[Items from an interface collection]
----
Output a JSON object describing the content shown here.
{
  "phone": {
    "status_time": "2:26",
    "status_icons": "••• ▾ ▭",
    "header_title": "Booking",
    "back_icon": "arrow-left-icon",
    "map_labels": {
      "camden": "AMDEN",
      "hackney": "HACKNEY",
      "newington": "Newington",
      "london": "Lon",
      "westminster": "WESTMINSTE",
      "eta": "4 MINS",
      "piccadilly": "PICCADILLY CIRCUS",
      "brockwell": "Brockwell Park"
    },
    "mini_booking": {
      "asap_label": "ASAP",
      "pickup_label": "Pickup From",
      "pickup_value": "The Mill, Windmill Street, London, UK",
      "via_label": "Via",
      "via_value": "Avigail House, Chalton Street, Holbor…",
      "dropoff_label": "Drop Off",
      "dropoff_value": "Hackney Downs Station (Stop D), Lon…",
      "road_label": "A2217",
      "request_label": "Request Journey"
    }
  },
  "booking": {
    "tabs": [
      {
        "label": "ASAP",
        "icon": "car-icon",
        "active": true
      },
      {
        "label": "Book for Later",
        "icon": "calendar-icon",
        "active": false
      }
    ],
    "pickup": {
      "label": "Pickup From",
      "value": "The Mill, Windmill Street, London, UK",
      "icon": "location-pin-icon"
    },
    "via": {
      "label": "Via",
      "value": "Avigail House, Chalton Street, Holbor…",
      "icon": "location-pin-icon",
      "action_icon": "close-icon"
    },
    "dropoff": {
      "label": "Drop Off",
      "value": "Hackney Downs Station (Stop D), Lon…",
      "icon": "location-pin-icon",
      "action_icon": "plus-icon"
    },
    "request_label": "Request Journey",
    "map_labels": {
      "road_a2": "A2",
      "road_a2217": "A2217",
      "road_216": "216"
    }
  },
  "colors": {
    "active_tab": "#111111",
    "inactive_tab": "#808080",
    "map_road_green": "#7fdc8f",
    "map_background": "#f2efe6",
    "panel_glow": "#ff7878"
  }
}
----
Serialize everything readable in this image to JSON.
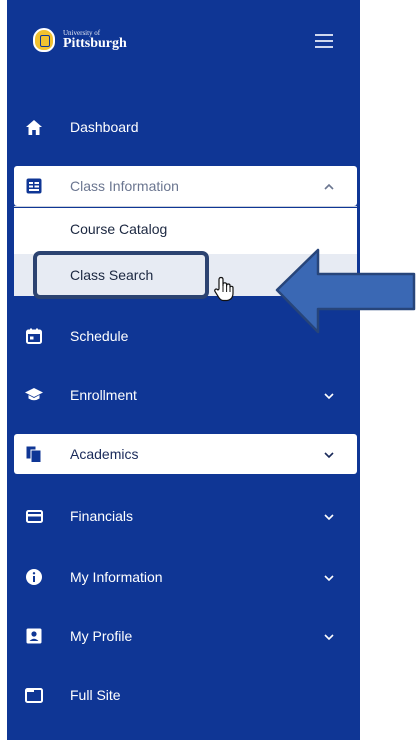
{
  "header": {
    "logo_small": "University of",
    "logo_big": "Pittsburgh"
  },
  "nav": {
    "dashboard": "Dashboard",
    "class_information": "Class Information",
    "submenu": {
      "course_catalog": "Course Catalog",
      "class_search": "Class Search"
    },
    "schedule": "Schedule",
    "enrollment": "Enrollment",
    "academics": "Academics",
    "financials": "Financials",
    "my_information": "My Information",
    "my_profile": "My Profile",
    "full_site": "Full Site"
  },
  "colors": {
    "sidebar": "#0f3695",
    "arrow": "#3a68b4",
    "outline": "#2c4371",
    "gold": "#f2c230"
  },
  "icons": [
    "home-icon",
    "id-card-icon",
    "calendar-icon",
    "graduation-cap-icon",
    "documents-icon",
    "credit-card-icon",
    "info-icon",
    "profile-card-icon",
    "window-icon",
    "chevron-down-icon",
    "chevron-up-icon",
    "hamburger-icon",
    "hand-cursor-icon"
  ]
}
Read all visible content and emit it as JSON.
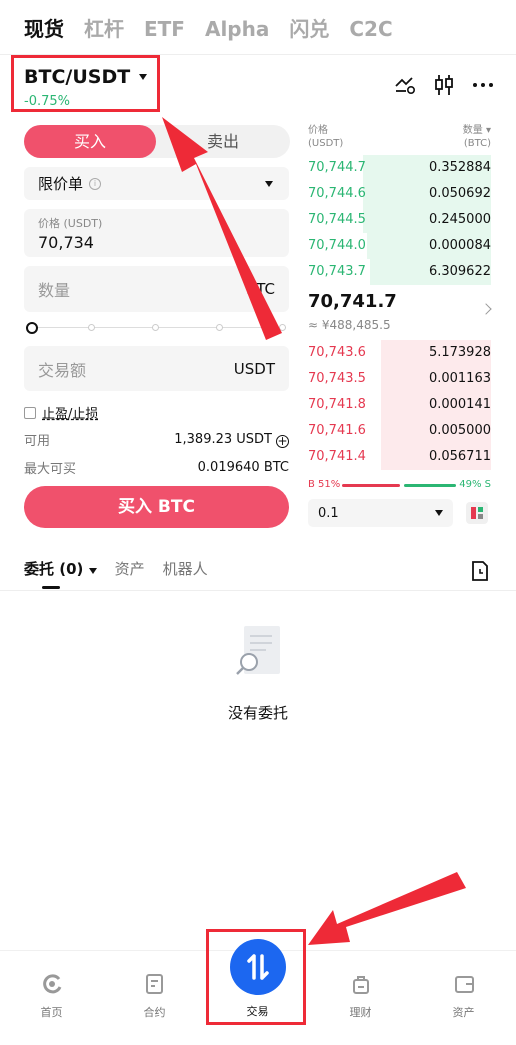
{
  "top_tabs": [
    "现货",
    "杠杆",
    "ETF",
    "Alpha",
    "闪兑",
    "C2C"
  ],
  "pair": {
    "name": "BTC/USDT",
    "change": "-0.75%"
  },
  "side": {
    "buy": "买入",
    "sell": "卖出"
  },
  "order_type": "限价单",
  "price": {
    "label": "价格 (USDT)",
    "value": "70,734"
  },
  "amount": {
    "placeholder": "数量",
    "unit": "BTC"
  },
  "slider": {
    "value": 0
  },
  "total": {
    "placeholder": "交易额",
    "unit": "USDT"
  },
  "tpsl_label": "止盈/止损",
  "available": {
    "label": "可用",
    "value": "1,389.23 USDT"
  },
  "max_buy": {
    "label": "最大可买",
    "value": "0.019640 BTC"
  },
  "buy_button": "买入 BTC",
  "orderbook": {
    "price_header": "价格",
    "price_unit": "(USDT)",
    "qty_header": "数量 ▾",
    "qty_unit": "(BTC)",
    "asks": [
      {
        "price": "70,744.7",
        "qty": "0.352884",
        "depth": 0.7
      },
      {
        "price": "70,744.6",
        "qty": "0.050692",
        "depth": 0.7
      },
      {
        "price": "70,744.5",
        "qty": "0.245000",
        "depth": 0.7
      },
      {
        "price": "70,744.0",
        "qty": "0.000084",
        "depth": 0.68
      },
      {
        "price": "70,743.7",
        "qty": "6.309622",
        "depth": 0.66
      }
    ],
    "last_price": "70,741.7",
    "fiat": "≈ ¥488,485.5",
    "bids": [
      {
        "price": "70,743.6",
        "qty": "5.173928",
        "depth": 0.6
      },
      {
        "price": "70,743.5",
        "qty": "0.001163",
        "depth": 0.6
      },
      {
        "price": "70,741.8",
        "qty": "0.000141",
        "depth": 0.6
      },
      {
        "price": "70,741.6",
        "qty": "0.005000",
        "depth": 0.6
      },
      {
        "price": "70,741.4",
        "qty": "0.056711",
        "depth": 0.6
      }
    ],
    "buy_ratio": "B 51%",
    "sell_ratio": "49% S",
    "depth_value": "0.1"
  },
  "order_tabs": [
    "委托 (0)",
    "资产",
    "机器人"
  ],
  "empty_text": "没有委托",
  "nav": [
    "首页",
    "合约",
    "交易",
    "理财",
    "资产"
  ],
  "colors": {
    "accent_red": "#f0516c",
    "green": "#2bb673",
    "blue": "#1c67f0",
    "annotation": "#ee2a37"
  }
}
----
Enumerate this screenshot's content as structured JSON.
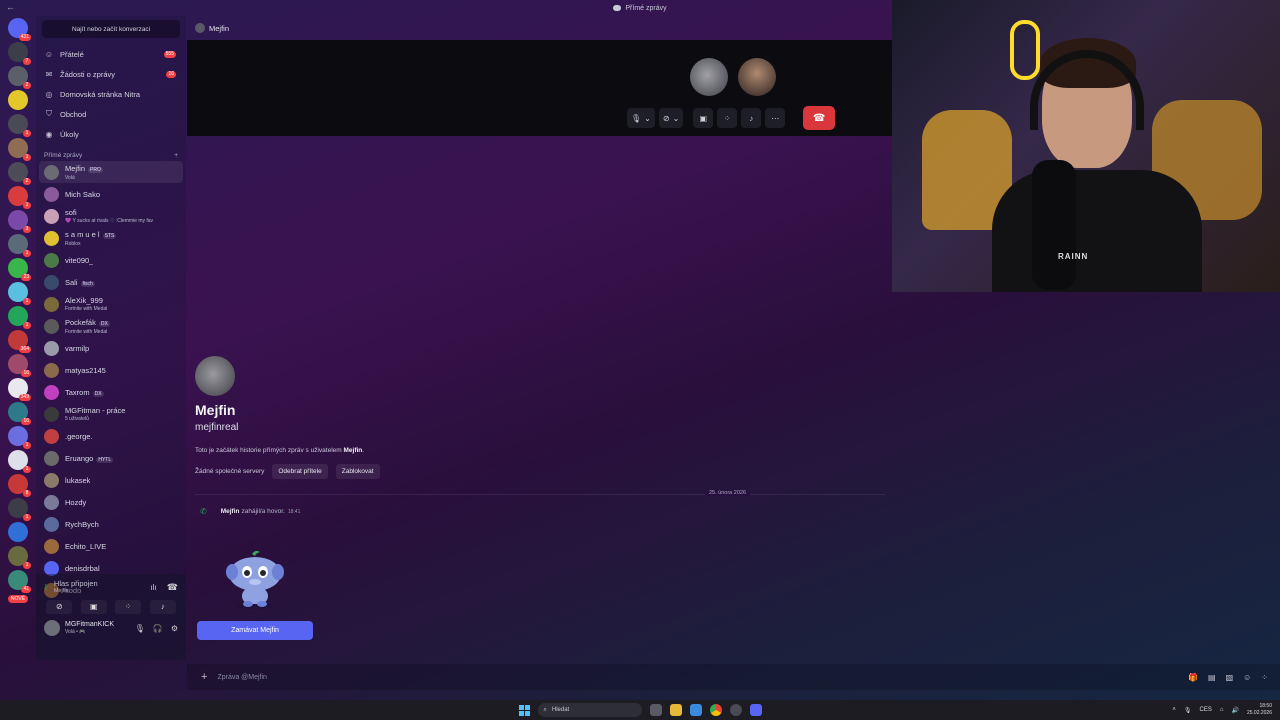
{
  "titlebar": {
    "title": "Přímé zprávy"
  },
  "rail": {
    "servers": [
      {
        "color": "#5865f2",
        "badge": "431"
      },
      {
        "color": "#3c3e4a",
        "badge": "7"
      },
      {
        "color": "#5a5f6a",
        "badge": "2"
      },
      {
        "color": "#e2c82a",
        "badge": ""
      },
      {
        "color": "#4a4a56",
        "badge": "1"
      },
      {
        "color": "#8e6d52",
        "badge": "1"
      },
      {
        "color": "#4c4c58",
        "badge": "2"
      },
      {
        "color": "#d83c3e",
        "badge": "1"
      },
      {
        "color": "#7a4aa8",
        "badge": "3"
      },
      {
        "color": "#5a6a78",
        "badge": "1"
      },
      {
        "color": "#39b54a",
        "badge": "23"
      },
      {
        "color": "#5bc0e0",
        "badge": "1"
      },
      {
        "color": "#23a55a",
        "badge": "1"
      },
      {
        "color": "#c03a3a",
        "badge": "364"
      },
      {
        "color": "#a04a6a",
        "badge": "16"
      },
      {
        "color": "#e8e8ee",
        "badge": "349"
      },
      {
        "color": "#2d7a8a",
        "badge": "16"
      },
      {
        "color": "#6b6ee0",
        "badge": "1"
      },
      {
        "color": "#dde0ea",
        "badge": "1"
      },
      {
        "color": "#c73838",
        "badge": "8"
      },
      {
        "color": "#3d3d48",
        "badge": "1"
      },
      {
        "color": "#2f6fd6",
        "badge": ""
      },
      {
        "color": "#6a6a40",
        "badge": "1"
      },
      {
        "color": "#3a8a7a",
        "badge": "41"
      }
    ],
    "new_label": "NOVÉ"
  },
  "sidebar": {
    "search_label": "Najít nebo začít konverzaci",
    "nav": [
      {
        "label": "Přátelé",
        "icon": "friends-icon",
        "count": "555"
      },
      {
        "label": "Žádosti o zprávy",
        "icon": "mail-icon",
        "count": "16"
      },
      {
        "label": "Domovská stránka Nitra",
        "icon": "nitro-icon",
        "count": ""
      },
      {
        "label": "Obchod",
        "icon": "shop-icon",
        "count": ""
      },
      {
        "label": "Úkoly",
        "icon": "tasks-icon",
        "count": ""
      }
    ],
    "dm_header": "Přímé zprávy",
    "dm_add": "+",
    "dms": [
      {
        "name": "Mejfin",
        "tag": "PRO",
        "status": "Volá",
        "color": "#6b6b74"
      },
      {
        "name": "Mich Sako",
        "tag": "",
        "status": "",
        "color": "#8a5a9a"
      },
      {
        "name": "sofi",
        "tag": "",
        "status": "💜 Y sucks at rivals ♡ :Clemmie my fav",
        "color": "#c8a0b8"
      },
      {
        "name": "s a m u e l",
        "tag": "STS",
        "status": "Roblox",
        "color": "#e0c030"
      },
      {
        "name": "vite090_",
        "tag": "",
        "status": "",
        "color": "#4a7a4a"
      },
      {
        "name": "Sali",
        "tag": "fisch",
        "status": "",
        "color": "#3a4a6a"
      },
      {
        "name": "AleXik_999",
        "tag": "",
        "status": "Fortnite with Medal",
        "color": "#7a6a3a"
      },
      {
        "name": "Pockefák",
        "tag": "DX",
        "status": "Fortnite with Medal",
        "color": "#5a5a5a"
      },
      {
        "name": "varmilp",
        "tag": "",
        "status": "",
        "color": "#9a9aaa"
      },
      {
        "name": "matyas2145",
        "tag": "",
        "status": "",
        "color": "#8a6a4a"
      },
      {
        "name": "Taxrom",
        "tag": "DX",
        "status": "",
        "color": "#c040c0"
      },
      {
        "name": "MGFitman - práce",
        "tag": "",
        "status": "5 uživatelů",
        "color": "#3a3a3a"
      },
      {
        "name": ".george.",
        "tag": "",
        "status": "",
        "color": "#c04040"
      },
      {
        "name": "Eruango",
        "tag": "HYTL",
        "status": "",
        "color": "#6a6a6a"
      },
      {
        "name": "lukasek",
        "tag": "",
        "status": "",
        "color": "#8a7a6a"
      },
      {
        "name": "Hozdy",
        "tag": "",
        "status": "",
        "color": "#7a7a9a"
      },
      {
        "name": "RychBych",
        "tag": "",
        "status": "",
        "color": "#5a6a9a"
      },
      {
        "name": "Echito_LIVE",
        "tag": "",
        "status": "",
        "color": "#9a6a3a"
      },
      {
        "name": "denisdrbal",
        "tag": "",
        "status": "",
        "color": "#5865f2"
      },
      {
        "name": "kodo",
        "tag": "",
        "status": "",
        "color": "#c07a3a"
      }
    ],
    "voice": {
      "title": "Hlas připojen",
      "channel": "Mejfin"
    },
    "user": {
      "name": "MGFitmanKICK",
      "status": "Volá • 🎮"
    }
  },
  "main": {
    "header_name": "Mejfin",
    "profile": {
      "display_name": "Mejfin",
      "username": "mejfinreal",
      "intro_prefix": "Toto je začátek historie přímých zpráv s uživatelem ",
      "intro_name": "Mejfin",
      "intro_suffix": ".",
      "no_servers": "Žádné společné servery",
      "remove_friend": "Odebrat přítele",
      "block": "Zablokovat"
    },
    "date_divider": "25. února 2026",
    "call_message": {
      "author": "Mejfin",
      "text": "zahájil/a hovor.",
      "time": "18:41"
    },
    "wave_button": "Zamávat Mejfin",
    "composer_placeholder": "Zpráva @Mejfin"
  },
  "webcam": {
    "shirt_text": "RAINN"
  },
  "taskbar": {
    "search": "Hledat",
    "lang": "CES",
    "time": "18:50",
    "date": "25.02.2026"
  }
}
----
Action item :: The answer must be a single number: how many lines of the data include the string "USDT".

Response :: 5